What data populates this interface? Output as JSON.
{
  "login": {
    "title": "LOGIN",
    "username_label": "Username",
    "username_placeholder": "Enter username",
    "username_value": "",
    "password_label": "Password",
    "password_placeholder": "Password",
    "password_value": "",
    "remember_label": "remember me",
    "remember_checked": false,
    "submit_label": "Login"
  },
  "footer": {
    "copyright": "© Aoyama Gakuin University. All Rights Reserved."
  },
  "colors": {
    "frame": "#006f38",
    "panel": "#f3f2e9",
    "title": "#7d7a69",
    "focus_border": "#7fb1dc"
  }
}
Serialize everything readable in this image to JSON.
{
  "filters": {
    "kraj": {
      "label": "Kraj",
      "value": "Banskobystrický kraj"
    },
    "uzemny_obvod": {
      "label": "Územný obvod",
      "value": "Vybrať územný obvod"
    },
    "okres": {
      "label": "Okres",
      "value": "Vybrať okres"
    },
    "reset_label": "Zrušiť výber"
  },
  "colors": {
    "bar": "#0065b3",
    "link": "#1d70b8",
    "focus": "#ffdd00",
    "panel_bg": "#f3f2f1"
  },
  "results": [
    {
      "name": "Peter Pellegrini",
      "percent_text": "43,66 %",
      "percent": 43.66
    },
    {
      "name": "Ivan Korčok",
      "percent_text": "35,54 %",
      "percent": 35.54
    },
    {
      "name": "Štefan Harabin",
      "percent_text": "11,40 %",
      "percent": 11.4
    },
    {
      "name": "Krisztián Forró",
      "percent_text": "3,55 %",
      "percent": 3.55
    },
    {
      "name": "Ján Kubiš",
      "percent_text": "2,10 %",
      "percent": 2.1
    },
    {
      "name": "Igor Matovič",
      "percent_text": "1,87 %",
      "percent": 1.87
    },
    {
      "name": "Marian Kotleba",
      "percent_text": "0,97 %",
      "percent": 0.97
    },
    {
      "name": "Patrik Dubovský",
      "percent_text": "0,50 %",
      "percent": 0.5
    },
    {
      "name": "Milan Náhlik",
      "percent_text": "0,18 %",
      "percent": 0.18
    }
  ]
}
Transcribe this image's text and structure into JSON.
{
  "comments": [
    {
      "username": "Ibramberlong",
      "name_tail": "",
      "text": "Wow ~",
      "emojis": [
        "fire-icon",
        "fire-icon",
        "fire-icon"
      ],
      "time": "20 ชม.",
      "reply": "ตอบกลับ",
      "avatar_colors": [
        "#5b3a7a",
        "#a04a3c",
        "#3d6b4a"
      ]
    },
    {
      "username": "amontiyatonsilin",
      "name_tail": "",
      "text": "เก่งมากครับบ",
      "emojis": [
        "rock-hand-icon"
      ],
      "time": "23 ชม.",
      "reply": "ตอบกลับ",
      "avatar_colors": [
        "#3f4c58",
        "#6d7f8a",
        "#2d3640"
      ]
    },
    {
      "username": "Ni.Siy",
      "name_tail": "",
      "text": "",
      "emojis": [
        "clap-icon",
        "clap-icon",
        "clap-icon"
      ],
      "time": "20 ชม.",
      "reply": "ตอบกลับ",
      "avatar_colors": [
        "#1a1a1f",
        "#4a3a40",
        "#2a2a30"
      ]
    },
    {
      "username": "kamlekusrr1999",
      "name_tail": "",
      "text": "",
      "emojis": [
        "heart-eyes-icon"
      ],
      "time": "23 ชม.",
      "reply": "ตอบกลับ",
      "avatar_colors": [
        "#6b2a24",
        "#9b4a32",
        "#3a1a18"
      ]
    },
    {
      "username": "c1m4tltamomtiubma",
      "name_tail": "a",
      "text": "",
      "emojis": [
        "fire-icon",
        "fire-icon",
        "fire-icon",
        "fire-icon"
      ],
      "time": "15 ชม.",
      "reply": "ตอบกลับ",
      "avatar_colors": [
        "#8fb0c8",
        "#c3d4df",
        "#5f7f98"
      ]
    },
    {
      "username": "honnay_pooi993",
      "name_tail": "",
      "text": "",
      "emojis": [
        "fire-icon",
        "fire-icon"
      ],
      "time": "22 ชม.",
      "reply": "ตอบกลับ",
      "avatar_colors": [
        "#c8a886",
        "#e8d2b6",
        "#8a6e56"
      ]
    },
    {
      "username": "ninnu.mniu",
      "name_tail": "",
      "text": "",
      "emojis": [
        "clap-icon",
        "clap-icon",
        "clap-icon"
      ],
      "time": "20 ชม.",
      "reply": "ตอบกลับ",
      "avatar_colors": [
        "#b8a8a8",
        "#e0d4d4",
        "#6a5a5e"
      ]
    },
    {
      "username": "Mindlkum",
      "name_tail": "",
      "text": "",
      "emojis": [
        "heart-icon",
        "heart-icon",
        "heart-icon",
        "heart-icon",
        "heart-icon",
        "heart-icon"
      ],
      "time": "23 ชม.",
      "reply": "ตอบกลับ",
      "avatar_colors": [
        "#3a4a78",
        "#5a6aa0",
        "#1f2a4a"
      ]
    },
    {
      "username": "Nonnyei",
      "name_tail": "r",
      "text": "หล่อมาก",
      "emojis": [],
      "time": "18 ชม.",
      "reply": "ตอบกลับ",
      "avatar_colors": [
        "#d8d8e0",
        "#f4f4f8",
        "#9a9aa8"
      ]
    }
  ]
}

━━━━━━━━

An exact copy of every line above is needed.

Answer for the task:
What data populates this interface? Output as JSON.
{
  "login": {
    "title": "LOGIN",
    "username_label": "Username",
    "username_placeholder": "Enter username",
    "username_value": "",
    "password_label": "Password",
    "password_placeholder": "Password",
    "password_value": "",
    "remember_label": "remember me",
    "remember_checked": false,
    "submit_label": "Login"
  },
  "footer": {
    "copyright": "© Aoyama Gakuin University. All Rights Reserved."
  },
  "colors": {
    "frame": "#006f38",
    "panel": "#f3f2e9",
    "title": "#7d7a69",
    "focus_border": "#7fb1dc"
  }
}
Serialize everything readable in this image to JSON.
{
  "filters": {
    "kraj": {
      "label": "Kraj",
      "value": "Banskobystrický kraj"
    },
    "uzemny_obvod": {
      "label": "Územný obvod",
      "value": "Vybrať územný obvod"
    },
    "okres": {
      "label": "Okres",
      "value": "Vybrať okres"
    },
    "reset_label": "Zrušiť výber"
  },
  "colors": {
    "bar": "#0065b3",
    "link": "#1d70b8",
    "focus": "#ffdd00",
    "panel_bg": "#f3f2f1"
  },
  "results": [
    {
      "name": "Peter Pellegrini",
      "percent_text": "43,66 %",
      "percent": 43.66
    },
    {
      "name": "Ivan Korčok",
      "percent_text": "35,54 %",
      "percent": 35.54
    },
    {
      "name": "Štefan Harabin",
      "percent_text": "11,40 %",
      "percent": 11.4
    },
    {
      "name": "Krisztián Forró",
      "percent_text": "3,55 %",
      "percent": 3.55
    },
    {
      "name": "Ján Kubiš",
      "percent_text": "2,10 %",
      "percent": 2.1
    },
    {
      "name": "Igor Matovič",
      "percent_text": "1,87 %",
      "percent": 1.87
    },
    {
      "name": "Marian Kotleba",
      "percent_text": "0,97 %",
      "percent": 0.97
    },
    {
      "name": "Patrik Dubovský",
      "percent_text": "0,50 %",
      "percent": 0.5
    },
    {
      "name": "Milan Náhlik",
      "percent_text": "0,18 %",
      "percent": 0.18
    }
  ]
}
Transcribe this image's text and structure into JSON.
{
  "comments": [
    {
      "username": "Ibramberlong",
      "name_tail": "",
      "text": "Wow ~",
      "emojis": [
        "fire-icon",
        "fire-icon",
        "fire-icon"
      ],
      "time": "20 ชม.",
      "reply": "ตอบกลับ",
      "avatar_colors": [
        "#5b3a7a",
        "#a04a3c",
        "#3d6b4a"
      ]
    },
    {
      "username": "amontiyatonsilin",
      "name_tail": "",
      "text": "เก่งมากครับบ",
      "emojis": [
        "rock-hand-icon"
      ],
      "time": "23 ชม.",
      "reply": "ตอบกลับ",
      "avatar_colors": [
        "#3f4c58",
        "#6d7f8a",
        "#2d3640"
      ]
    },
    {
      "username": "Ni.Siy",
      "name_tail": "",
      "text": "",
      "emojis": [
        "clap-icon",
        "clap-icon",
        "clap-icon"
      ],
      "time": "20 ชม.",
      "reply": "ตอบกลับ",
      "avatar_colors": [
        "#1a1a1f",
        "#4a3a40",
        "#2a2a30"
      ]
    },
    {
      "username": "kamlekusrr1999",
      "name_tail": "",
      "text": "",
      "emojis": [
        "heart-eyes-icon"
      ],
      "time": "23 ชม.",
      "reply": "ตอบกลับ",
      "avatar_colors": [
        "#6b2a24",
        "#9b4a32",
        "#3a1a18"
      ]
    },
    {
      "username": "c1m4tltamomtiubma",
      "name_tail": "a",
      "text": "",
      "emojis": [
        "fire-icon",
        "fire-icon",
        "fire-icon",
        "fire-icon"
      ],
      "time": "15 ชม.",
      "reply": "ตอบกลับ",
      "avatar_colors": [
        "#8fb0c8",
        "#c3d4df",
        "#5f7f98"
      ]
    },
    {
      "username": "honnay_pooi993",
      "name_tail": "",
      "text": "",
      "emojis": [
        "fire-icon",
        "fire-icon"
      ],
      "time": "22 ชม.",
      "reply": "ตอบกลับ",
      "avatar_colors": [
        "#c8a886",
        "#e8d2b6",
        "#8a6e56"
      ]
    },
    {
      "username": "ninnu.mniu",
      "name_tail": "",
      "text": "",
      "emojis": [
        "clap-icon",
        "clap-icon",
        "clap-icon"
      ],
      "time": "20 ชม.",
      "reply": "ตอบกลับ",
      "avatar_colors": [
        "#b8a8a8",
        "#e0d4d4",
        "#6a5a5e"
      ]
    },
    {
      "username": "Mindlkum",
      "name_tail": "",
      "text": "",
      "emojis": [
        "heart-icon",
        "heart-icon",
        "heart-icon",
        "heart-icon",
        "heart-icon",
        "heart-icon"
      ],
      "time": "23 ชม.",
      "reply": "ตอบกลับ",
      "avatar_colors": [
        "#3a4a78",
        "#5a6aa0",
        "#1f2a4a"
      ]
    },
    {
      "username": "Nonnyei",
      "name_tail": "r",
      "text": "หล่อมาก",
      "emojis": [],
      "time": "18 ชม.",
      "reply": "ตอบกลับ",
      "avatar_colors": [
        "#d8d8e0",
        "#f4f4f8",
        "#9a9aa8"
      ]
    }
  ]
}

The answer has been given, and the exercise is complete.